* **TASK DETAILS**:
Return the records word for word. Any pictures in them are not part of the copy.

======== MATERIAL FOR THIS TASK ========

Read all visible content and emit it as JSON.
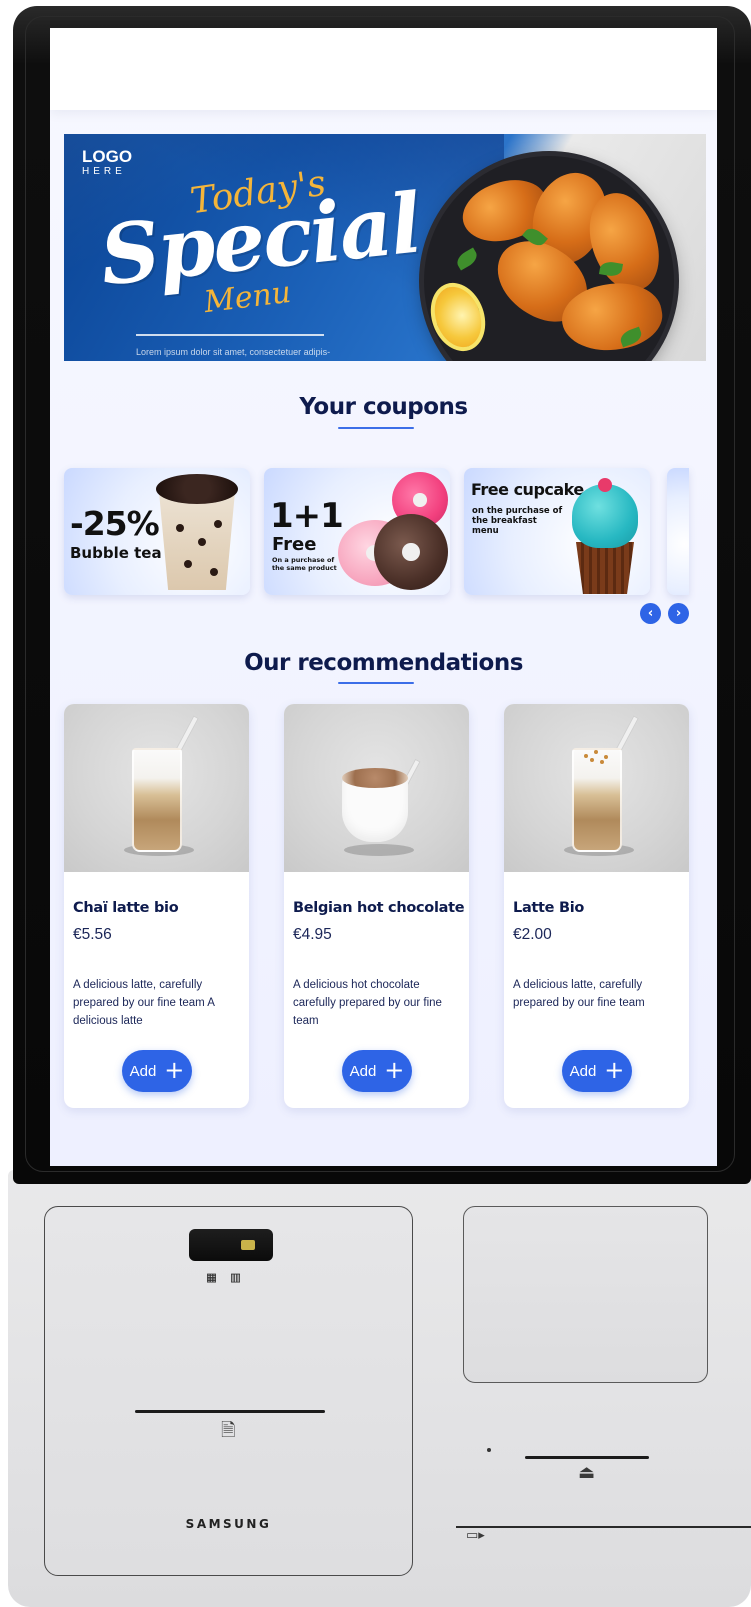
{
  "banner": {
    "logo_line1": "LOGO",
    "logo_line2": "HERE",
    "title_top": "Today's",
    "title_main": "Special",
    "title_bottom": "Menu",
    "caption": "Lorem ipsum dolor sit amet, consectetuer adipis-"
  },
  "coupons": {
    "title": "Your coupons",
    "items": [
      {
        "big": "-25%",
        "small": "Bubble tea"
      },
      {
        "big": "1+1",
        "mid": "Free",
        "small": "On a purchase of the same product"
      },
      {
        "big": "Free cupcake",
        "small": "on the purchase of the breakfast menu"
      }
    ],
    "prev_icon": "‹",
    "next_icon": "›"
  },
  "recommendations": {
    "title": "Our recommendations",
    "add_label": "Add",
    "add_icon": "+",
    "products": [
      {
        "name": "Chaï latte bio",
        "price": "€5.56",
        "description": "A delicious latte, carefully prepared by our fine team A delicious latte"
      },
      {
        "name": "Belgian hot chocolate",
        "price": "€4.95",
        "description": "A delicious hot chocolate carefully prepared by our fine team"
      },
      {
        "name": "Latte Bio",
        "price": "€2.00",
        "description": "A delicious latte, carefully prepared by our fine team"
      }
    ]
  },
  "kiosk": {
    "brand": "SAMSUNG",
    "scanner_icons": "▦ ▥",
    "receipt_icon": "🗎",
    "card_icon": "⏏",
    "nfc_icon": "▭▸"
  },
  "colors": {
    "accent": "#2e64e6",
    "title_text": "#0e1b4d",
    "background": "#eef0ff"
  }
}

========

* **WRITTEN SOLUTION**:
Read all visible content and emit it as JSON.
{
  "banner": {
    "logo_line1": "LOGO",
    "logo_line2": "HERE",
    "title_top": "Today's",
    "title_main": "Special",
    "title_bottom": "Menu",
    "caption": "Lorem ipsum dolor sit amet, consectetuer adipis-"
  },
  "coupons": {
    "title": "Your coupons",
    "items": [
      {
        "big": "-25%",
        "small": "Bubble tea"
      },
      {
        "big": "1+1",
        "mid": "Free",
        "small": "On a purchase of the same product"
      },
      {
        "big": "Free cupcake",
        "small": "on the purchase of the breakfast menu"
      }
    ],
    "prev_icon": "‹",
    "next_icon": "›"
  },
  "recommendations": {
    "title": "Our recommendations",
    "add_label": "Add",
    "add_icon": "+",
    "products": [
      {
        "name": "Chaï latte bio",
        "price": "€5.56",
        "description": "A delicious latte, carefully prepared by our fine team A delicious latte"
      },
      {
        "name": "Belgian hot chocolate",
        "price": "€4.95",
        "description": "A delicious hot chocolate carefully prepared by our fine team"
      },
      {
        "name": "Latte Bio",
        "price": "€2.00",
        "description": "A delicious latte, carefully prepared by our fine team"
      }
    ]
  },
  "kiosk": {
    "brand": "SAMSUNG",
    "scanner_icons": "▦ ▥",
    "receipt_icon": "🗎",
    "card_icon": "⏏",
    "nfc_icon": "▭▸"
  },
  "colors": {
    "accent": "#2e64e6",
    "title_text": "#0e1b4d",
    "background": "#eef0ff"
  }
}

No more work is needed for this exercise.